[Start of section]
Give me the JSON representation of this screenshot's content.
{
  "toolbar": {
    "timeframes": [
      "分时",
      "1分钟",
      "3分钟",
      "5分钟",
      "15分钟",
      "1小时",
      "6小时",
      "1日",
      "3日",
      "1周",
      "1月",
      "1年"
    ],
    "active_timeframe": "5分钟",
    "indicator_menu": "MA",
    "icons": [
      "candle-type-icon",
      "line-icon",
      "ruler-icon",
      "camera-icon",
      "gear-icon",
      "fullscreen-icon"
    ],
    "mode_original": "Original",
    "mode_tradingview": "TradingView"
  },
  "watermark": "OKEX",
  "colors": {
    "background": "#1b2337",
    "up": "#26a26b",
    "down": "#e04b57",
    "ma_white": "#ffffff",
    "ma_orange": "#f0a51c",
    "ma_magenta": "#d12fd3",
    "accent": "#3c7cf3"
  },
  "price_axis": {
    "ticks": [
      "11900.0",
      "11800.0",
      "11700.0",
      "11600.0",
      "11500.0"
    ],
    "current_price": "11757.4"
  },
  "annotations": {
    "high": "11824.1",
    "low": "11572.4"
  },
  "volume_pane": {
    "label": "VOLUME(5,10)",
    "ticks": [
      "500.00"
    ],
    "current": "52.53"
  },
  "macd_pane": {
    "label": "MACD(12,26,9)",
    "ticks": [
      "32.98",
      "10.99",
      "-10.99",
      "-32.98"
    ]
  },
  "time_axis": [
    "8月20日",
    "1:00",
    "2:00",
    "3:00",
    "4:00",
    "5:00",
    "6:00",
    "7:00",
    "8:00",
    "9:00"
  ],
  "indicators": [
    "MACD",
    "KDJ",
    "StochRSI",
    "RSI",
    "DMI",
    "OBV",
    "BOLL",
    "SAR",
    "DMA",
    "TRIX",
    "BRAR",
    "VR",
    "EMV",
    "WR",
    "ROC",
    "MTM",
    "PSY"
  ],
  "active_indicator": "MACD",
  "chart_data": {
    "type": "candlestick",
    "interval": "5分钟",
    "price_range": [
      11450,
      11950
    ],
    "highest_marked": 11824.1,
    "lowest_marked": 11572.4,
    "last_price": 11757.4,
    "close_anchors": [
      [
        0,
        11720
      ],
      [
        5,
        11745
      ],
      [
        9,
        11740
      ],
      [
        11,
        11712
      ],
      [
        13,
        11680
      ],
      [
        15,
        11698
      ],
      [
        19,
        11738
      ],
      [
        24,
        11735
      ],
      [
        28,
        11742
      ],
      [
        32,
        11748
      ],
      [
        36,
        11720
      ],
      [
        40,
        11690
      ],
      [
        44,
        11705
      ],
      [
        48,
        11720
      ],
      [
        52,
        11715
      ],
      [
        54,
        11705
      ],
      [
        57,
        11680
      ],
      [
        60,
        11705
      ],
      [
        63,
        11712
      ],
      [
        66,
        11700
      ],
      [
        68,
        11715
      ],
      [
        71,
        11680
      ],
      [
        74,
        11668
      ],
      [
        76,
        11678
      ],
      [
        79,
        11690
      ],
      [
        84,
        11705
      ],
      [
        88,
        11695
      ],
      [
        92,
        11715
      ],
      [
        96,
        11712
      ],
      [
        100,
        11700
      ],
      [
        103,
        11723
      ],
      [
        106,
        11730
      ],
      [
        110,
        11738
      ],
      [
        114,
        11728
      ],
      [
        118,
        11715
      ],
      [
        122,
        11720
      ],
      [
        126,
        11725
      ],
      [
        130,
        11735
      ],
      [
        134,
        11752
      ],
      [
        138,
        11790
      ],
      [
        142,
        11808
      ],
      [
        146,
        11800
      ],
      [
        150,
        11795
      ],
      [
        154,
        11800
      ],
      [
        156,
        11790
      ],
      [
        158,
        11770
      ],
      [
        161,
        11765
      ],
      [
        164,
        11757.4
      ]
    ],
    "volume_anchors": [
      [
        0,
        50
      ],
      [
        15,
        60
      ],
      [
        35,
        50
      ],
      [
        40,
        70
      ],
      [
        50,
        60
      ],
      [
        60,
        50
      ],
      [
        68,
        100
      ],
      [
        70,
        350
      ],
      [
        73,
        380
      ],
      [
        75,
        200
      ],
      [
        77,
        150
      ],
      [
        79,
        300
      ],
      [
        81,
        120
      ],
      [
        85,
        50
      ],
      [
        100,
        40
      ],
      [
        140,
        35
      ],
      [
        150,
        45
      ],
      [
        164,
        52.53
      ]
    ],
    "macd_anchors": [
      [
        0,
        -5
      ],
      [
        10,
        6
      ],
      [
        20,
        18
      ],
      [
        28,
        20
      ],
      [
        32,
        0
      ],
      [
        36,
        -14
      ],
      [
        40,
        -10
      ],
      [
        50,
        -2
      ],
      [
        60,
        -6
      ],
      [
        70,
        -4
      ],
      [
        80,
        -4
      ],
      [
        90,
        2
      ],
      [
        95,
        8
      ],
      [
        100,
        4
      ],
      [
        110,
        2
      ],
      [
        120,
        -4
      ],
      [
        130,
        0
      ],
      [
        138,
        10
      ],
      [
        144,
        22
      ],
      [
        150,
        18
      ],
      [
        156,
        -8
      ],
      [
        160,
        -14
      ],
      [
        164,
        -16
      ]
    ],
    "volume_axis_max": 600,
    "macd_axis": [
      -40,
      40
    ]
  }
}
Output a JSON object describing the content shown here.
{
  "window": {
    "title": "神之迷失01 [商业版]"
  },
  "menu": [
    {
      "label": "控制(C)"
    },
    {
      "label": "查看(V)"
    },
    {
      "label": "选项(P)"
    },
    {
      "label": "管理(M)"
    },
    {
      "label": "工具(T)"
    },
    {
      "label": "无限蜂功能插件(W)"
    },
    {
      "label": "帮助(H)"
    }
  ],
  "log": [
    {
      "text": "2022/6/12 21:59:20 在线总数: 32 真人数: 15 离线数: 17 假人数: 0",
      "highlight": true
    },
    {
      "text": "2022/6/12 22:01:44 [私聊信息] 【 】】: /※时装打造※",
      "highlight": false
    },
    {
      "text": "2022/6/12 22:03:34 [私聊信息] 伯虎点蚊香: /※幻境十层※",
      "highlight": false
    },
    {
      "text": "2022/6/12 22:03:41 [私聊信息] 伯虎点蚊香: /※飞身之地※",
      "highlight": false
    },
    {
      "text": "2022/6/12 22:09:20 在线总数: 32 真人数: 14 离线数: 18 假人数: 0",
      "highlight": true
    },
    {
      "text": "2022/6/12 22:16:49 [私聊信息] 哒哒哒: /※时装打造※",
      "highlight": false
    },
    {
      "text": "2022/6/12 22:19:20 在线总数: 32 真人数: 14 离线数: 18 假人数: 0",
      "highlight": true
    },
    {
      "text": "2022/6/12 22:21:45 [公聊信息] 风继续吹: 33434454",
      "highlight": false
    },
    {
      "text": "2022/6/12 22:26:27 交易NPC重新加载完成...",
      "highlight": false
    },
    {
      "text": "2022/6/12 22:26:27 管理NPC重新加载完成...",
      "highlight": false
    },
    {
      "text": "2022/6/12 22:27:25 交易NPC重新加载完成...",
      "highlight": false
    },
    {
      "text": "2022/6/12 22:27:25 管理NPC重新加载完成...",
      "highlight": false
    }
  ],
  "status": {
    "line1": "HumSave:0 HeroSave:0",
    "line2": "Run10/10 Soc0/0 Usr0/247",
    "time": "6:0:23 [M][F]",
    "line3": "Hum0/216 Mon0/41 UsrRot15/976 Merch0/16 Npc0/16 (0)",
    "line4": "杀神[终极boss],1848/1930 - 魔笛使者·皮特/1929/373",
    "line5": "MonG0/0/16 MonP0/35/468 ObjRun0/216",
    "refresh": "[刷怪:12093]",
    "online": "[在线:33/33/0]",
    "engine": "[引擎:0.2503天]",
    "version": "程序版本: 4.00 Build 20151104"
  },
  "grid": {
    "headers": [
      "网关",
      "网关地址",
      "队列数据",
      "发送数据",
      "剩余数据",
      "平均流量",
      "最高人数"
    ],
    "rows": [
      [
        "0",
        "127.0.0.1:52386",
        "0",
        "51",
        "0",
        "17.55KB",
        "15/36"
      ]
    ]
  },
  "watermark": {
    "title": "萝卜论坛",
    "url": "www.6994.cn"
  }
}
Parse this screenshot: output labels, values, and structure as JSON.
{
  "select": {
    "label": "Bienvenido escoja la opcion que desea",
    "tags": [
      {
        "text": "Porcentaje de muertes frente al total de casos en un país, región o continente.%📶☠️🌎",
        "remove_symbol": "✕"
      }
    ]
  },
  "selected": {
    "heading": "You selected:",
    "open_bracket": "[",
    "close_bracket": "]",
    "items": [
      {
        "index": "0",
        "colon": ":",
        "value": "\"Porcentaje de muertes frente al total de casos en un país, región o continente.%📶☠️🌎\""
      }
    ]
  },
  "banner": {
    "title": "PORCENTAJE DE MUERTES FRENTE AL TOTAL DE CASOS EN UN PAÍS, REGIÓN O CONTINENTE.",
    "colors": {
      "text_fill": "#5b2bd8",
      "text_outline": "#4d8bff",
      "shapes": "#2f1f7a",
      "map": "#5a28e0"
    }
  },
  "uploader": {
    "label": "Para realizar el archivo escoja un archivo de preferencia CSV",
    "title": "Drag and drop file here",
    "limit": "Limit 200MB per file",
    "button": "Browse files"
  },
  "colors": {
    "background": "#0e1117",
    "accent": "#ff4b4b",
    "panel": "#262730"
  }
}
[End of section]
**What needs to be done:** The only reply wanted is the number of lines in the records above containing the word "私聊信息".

**Task solution:** 4